“Lord Jesus, I give grateful praise . . . “

 

9 Comments

Filed under Uncategorized

9 responses to “Days of recovery . . .

  1. Adore those calla lilies. I love trying to grow flowers too myself. 🙂

  2. Such a sweet post BEG. Sounds like you are well taken care of!

  3. So glad you are able to rest, and praising the Lord for those lovely friends and family who are providing the opportunity for your rest!  I love the flowers – all of them!

  4. Hi, I just stopped by to say hello from Nancy’s facebook page…

  5. It is good to know that you are taking care of yourself – and that others are taking care of you as well. Have a blessed day.

  6. You just keep on resting and enjoying it. I have no doubt that when you are well, your discipline will kick back in. I firmly believe you need this rest. Love you.

  7. You are a blessed lady! Love the calla lilies ~ I immediately decided I needed to invest in more colors of them, as I have only yellow at this time. You take care and let them spoil you!

  8. My mom, along with her mom and grandma, and sisters ==  ALL of them love plants, house and garden.   It’s such a lovely hobby.  Yours are so beautiful.  The one you started is doing so  well! Please continue to rest and recover!~Love you.

Leave a Reply

Fill in your details below or click an icon to log in:

WordPress.com Logo
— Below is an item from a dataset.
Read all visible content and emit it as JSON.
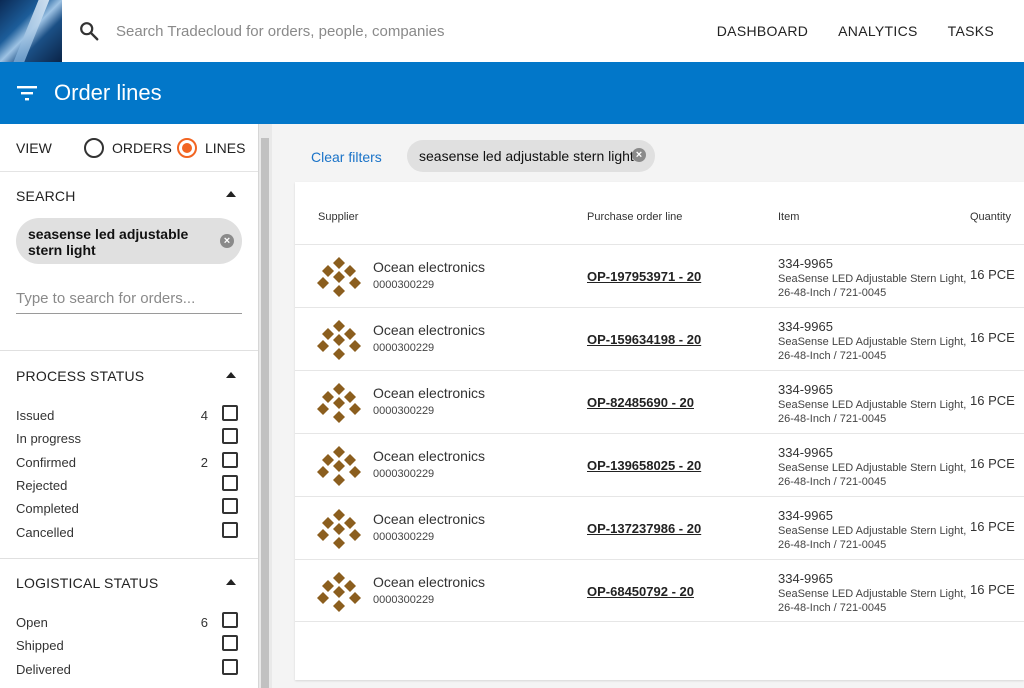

You are commenting using your WordPress.com account. Log Out /  Change )

Google+ photo

You are commenting using your Google+ account. Log Out /  Change )

Twitter picture

You are commenting using your Twitter account. Log Out /  Change )

Facebook photo

You are commenting using your Facebook account. Log Out /  Change )

Connecting to %s